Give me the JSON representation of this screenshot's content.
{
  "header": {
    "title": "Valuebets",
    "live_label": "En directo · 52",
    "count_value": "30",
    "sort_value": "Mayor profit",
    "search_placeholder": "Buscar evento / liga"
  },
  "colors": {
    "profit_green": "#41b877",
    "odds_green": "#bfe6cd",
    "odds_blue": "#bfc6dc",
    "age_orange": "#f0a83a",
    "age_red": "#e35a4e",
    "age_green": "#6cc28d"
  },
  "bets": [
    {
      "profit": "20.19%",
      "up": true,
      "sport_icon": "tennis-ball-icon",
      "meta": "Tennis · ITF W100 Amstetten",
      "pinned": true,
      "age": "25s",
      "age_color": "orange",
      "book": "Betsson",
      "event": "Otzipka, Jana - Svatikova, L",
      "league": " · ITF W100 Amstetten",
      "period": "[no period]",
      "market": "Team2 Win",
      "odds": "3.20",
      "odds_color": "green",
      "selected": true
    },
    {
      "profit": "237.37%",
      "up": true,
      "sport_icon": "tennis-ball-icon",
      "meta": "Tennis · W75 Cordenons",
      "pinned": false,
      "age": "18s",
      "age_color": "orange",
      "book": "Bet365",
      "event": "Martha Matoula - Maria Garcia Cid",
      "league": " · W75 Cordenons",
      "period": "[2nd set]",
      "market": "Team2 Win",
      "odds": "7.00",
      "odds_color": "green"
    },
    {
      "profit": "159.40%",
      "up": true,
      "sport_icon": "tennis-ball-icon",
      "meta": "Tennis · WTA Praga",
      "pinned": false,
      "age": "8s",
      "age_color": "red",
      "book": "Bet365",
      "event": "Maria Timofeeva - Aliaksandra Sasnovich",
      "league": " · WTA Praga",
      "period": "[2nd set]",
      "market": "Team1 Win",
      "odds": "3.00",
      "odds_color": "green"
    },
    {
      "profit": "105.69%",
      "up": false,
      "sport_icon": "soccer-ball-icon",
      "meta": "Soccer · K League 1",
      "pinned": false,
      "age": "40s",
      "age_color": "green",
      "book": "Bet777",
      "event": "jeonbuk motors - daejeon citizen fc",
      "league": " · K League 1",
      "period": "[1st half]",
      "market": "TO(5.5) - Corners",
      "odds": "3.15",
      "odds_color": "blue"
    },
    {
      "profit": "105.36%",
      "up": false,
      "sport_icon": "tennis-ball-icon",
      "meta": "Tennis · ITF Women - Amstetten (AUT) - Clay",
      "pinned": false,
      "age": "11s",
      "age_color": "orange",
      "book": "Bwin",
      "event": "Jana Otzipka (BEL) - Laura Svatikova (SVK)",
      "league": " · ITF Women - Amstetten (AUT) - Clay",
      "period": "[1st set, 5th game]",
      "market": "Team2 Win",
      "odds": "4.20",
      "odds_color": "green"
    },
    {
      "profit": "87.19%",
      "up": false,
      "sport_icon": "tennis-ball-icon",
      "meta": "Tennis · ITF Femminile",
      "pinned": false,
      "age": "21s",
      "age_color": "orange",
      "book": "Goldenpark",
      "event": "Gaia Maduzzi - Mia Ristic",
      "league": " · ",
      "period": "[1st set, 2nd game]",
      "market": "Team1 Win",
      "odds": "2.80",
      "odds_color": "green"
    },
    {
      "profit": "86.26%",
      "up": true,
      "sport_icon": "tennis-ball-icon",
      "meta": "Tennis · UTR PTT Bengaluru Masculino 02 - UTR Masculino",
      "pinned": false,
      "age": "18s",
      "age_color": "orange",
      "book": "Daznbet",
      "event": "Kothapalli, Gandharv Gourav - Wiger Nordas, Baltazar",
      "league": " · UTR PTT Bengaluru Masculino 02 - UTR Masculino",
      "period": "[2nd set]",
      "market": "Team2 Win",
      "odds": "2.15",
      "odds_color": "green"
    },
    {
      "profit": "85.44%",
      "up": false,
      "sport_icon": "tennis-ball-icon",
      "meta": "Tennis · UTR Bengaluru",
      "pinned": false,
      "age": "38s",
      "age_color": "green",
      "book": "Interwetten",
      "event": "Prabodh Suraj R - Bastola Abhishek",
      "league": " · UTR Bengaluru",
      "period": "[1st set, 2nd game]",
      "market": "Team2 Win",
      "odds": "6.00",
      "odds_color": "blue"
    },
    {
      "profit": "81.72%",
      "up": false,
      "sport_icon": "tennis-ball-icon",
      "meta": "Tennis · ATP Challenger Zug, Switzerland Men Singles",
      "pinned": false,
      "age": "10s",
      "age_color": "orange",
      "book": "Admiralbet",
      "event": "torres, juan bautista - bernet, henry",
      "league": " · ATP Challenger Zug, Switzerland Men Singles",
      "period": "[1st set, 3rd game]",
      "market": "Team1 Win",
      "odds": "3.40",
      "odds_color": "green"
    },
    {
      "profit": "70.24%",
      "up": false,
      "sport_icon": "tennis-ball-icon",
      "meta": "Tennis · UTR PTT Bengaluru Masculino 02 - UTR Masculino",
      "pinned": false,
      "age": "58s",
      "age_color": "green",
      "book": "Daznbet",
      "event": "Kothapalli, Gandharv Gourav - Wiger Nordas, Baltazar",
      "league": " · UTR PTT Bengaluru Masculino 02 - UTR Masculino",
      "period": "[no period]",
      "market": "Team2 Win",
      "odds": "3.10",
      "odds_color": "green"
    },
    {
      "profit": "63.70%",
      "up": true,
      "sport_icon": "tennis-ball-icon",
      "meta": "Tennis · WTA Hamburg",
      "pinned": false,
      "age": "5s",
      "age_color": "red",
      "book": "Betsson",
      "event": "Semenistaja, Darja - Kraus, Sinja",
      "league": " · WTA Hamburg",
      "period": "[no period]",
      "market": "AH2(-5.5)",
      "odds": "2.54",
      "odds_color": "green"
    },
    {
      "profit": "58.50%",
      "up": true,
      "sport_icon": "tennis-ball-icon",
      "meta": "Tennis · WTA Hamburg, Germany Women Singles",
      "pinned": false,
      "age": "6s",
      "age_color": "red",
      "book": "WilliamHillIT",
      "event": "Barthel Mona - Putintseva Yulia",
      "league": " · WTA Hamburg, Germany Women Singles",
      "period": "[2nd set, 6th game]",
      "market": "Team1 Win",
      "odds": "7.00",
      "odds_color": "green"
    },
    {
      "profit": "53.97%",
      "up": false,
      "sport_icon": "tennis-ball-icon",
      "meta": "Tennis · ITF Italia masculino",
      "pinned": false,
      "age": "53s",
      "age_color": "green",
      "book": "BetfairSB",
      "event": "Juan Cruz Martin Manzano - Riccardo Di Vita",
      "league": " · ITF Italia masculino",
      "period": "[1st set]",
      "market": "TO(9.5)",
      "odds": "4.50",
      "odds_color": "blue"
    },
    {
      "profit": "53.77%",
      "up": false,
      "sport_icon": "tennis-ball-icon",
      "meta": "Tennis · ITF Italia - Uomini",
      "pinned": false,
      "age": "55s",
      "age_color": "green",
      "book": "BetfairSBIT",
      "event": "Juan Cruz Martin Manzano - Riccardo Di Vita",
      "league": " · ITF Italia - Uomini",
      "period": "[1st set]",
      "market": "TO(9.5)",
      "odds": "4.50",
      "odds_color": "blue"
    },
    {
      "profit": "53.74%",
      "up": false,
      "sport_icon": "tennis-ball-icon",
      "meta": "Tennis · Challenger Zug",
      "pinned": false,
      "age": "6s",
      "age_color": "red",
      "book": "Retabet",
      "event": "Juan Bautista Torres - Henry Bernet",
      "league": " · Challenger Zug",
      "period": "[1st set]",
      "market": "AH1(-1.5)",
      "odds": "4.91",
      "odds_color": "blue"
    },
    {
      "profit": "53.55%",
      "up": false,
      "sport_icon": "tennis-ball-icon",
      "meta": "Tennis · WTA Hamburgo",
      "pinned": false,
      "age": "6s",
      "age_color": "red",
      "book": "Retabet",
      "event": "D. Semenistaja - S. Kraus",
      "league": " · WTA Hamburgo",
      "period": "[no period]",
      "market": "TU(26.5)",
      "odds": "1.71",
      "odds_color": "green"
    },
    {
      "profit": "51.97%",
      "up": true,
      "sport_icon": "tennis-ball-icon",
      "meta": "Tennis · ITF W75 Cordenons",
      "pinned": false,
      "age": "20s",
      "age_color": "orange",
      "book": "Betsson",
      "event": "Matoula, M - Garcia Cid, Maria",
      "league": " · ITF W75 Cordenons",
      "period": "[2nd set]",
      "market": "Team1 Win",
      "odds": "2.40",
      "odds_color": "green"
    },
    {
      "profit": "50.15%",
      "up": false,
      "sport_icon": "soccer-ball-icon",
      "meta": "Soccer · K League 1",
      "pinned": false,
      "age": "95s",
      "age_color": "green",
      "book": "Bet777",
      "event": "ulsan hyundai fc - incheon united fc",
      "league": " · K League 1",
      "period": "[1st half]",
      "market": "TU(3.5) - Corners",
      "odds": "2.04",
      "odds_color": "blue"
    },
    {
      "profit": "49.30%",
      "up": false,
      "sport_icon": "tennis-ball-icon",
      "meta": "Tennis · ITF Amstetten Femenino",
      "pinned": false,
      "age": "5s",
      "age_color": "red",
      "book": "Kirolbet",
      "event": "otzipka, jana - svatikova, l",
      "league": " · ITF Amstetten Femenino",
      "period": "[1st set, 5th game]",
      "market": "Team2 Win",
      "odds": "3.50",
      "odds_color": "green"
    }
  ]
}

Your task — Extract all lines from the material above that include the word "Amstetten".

Result below —
      "meta": "Tennis · ITF W100 Amstetten",
      "league": " · ITF W100 Amstetten",
      "meta": "Tennis · ITF Women - Amstetten (AUT) - Clay",
      "league": " · ITF Women - Amstetten (AUT) - Clay",
      "meta": "Tennis · ITF Amstetten Femenino",
      "league": " · ITF Amstetten Femenino",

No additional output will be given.